Persecution watchdogs are setting the record straight regarding the recent slaughter of Christians in Nigeria.
While some media have painted the violence as revenge for a January attack by Christians on a Muslim village, International Christian Concern argues otherwise.
Kuru Karama was never a Muslim village, ICC stated Friday.
Some of the houses that were burned in January were the homes of Christians and some of the bodies found dead were Christian, the group reported.
"So it was not a massacre of 150 Muslims by Christians," ICC asserted.
"The fact that [the January attack] is now being used to stoke up hatred… I think those who, first of all, came up with that story, need to go back to the whole source and correct what they said."
The Anglican archbishop of Jos, the Rev. Benjamin Kwashi, told ICC this week that there has been "misreporting by the Western media to damage the good image of the church."
"What the media is reporting is as if the church was killing Muslims," he said.
But the violence began with a calculated attack on the church, he explained.
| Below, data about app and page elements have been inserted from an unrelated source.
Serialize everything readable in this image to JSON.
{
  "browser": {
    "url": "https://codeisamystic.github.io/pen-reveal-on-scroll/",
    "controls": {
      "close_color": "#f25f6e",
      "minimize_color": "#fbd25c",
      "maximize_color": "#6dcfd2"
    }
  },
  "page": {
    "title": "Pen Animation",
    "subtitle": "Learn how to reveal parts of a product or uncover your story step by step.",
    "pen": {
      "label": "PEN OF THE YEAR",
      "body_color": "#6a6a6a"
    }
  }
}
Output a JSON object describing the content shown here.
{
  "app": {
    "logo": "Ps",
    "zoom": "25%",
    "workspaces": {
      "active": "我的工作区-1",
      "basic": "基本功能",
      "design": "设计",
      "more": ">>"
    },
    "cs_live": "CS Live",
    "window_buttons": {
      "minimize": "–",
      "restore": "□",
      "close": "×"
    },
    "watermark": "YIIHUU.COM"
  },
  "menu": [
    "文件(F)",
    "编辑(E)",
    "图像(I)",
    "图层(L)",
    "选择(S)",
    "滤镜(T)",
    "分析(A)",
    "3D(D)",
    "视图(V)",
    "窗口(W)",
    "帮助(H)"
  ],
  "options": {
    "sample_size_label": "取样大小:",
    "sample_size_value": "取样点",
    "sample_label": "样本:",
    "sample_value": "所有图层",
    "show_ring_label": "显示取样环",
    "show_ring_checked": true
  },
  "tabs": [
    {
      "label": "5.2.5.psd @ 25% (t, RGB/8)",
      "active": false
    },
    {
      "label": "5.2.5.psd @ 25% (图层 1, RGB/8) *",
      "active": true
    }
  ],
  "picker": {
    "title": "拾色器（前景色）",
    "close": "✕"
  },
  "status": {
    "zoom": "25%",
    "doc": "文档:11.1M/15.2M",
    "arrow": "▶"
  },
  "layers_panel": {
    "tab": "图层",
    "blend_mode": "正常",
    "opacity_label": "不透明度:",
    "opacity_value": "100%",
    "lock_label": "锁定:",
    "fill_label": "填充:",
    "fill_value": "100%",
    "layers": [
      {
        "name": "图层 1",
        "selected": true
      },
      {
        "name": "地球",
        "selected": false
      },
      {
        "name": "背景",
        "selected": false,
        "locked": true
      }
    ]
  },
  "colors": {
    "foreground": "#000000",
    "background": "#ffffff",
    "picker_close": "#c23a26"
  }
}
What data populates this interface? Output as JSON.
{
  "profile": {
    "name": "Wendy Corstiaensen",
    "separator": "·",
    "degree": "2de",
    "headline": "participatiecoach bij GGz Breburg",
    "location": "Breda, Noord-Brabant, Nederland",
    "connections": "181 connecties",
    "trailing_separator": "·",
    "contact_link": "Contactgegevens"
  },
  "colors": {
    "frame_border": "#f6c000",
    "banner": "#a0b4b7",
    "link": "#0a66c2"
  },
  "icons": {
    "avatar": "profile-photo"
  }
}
Recalling the January violence, Kwashi said it was a Sunday when Christians were all in church worshipping. One man was building a house and recruited over 200 young men to help him. In the process, Kwashi recounted, those men – in a preplanned attack – disrupted church worship services and began attacking Christians with guns and machetes.
The Christians dispersed and were pursued as they ran to their homes.
"Some people, in defense of their homes and families and children, fought them back," the archbishop said. "What followed after that was mayhem on both sides."
Following that mayhem, three predominantly Christian villages near Jos were attacked by machete-wielding Muslim extremists on March 7. Though police say a little more than 100 were killed, persecution watchdogs including ICC say up to 500 were left dead. Less than two weeks after that, another wave of violence struck two Christian villages. About a dozen were killed.
Acting President Goodluck Jonathan has launched an investigation of the violence.
Some of the possible motives the media has named include revenge, fighting over farmland, or fighting for control of the city of Jos.
ICC’s regional manager for Africa, Jonathan Racho, commented, "We are deeply saddened by the latest jihad attack against defenseless Christians in Nigeria. Unfortunately, the media and politicians wrongly label the attacks as ethnic violence instead of telling the truth about the ruthless Islamic jihad attack that is bent on driving Christians from northern Nigeria."
The country’s population is nearly equally divided between Muslims, who dominate the north, and Christians who live mainly in the south.
Another persecution watchdog, Open Doors, has also pointed out that in the incident against Christians early this month, the villagers of Dogo Nahawa who were attacked had nothing to do with the January violence.
The attacks took place despite a curfew and the deployment of military personnel and police to keep the peace. Some attackers were allegedly wearing military uniforms – uniforms that had been issued specifically so that real soldiers could be distinguished from fake ones.
According to ICC, Christians in Nigeria have lost confidence in the security forces.